▶ **Dataset entries**

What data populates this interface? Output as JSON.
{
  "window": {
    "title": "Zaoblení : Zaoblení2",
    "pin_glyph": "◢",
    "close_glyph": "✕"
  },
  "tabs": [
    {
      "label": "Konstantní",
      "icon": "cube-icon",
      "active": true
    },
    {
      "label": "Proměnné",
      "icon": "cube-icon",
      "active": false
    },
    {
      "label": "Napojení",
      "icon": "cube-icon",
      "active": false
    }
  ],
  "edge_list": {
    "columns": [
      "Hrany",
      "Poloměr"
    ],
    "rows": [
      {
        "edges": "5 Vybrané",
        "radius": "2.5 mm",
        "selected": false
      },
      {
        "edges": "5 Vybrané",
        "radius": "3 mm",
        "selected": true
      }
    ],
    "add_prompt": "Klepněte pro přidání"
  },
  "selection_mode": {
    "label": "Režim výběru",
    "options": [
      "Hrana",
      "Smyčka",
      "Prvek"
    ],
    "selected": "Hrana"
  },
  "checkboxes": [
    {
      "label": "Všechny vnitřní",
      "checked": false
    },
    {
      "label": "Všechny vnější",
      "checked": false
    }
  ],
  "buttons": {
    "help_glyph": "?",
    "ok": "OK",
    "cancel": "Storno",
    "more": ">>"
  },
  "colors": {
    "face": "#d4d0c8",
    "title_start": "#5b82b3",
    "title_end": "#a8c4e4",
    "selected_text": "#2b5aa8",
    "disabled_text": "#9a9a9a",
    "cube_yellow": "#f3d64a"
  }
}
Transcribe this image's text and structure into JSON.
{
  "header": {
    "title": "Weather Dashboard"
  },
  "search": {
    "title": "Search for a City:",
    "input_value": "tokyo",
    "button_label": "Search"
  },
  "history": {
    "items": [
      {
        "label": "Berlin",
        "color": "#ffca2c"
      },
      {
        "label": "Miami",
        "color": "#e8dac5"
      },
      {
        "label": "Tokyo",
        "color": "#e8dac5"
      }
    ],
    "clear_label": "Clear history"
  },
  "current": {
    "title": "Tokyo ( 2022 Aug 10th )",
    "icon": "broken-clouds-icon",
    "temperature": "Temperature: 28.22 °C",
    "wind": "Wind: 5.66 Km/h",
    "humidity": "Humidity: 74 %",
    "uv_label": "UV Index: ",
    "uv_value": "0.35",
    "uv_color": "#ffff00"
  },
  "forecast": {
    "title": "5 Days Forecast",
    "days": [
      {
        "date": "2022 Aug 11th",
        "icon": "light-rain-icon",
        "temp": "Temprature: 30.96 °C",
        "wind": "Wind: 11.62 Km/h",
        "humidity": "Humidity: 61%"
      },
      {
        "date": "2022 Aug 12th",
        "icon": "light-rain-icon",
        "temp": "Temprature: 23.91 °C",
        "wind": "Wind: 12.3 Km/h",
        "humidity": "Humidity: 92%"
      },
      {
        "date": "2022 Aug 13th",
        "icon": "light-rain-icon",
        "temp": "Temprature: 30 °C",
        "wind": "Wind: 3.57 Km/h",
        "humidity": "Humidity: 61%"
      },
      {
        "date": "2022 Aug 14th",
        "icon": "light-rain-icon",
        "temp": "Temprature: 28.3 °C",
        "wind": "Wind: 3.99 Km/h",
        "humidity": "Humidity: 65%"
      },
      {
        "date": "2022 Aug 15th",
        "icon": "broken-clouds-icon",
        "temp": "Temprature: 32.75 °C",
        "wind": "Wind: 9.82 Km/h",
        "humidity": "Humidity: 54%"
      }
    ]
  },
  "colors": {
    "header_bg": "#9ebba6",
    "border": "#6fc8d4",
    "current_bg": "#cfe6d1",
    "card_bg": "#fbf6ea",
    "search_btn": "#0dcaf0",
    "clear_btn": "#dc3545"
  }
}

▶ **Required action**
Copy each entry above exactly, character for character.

▶ **Output for this exercise**
What data populates this interface? Output as JSON.
{
  "window": {
    "title": "Zaoblení : Zaoblení2",
    "pin_glyph": "◢",
    "close_glyph": "✕"
  },
  "tabs": [
    {
      "label": "Konstantní",
      "icon": "cube-icon",
      "active": true
    },
    {
      "label": "Proměnné",
      "icon": "cube-icon",
      "active": false
    },
    {
      "label": "Napojení",
      "icon": "cube-icon",
      "active": false
    }
  ],
  "edge_list": {
    "columns": [
      "Hrany",
      "Poloměr"
    ],
    "rows": [
      {
        "edges": "5 Vybrané",
        "radius": "2.5 mm",
        "selected": false
      },
      {
        "edges": "5 Vybrané",
        "radius": "3 mm",
        "selected": true
      }
    ],
    "add_prompt": "Klepněte pro přidání"
  },
  "selection_mode": {
    "label": "Režim výběru",
    "options": [
      "Hrana",
      "Smyčka",
      "Prvek"
    ],
    "selected": "Hrana"
  },
  "checkboxes": [
    {
      "label": "Všechny vnitřní",
      "checked": false
    },
    {
      "label": "Všechny vnější",
      "checked": false
    }
  ],
  "buttons": {
    "help_glyph": "?",
    "ok": "OK",
    "cancel": "Storno",
    "more": ">>"
  },
  "colors": {
    "face": "#d4d0c8",
    "title_start": "#5b82b3",
    "title_end": "#a8c4e4",
    "selected_text": "#2b5aa8",
    "disabled_text": "#9a9a9a",
    "cube_yellow": "#f3d64a"
  }
}
Transcribe this image's text and structure into JSON.
{
  "header": {
    "title": "Weather Dashboard"
  },
  "search": {
    "title": "Search for a City:",
    "input_value": "tokyo",
    "button_label": "Search"
  },
  "history": {
    "items": [
      {
        "label": "Berlin",
        "color": "#ffca2c"
      },
      {
        "label": "Miami",
        "color": "#e8dac5"
      },
      {
        "label": "Tokyo",
        "color": "#e8dac5"
      }
    ],
    "clear_label": "Clear history"
  },
  "current": {
    "title": "Tokyo ( 2022 Aug 10th )",
    "icon": "broken-clouds-icon",
    "temperature": "Temperature: 28.22 °C",
    "wind": "Wind: 5.66 Km/h",
    "humidity": "Humidity: 74 %",
    "uv_label": "UV Index: ",
    "uv_value": "0.35",
    "uv_color": "#ffff00"
  },
  "forecast": {
    "title": "5 Days Forecast",
    "days": [
      {
        "date": "2022 Aug 11th",
        "icon": "light-rain-icon",
        "temp": "Temprature: 30.96 °C",
        "wind": "Wind: 11.62 Km/h",
        "humidity": "Humidity: 61%"
      },
      {
        "date": "2022 Aug 12th",
        "icon": "light-rain-icon",
        "temp": "Temprature: 23.91 °C",
        "wind": "Wind: 12.3 Km/h",
        "humidity": "Humidity: 92%"
      },
      {
        "date": "2022 Aug 13th",
        "icon": "light-rain-icon",
        "temp": "Temprature: 30 °C",
        "wind": "Wind: 3.57 Km/h",
        "humidity": "Humidity: 61%"
      },
      {
        "date": "2022 Aug 14th",
        "icon": "light-rain-icon",
        "temp": "Temprature: 28.3 °C",
        "wind": "Wind: 3.99 Km/h",
        "humidity": "Humidity: 65%"
      },
      {
        "date": "2022 Aug 15th",
        "icon": "broken-clouds-icon",
        "temp": "Temprature: 32.75 °C",
        "wind": "Wind: 9.82 Km/h",
        "humidity": "Humidity: 54%"
      }
    ]
  },
  "colors": {
    "header_bg": "#9ebba6",
    "border": "#6fc8d4",
    "current_bg": "#cfe6d1",
    "card_bg": "#fbf6ea",
    "search_btn": "#0dcaf0",
    "clear_btn": "#dc3545"
  }
}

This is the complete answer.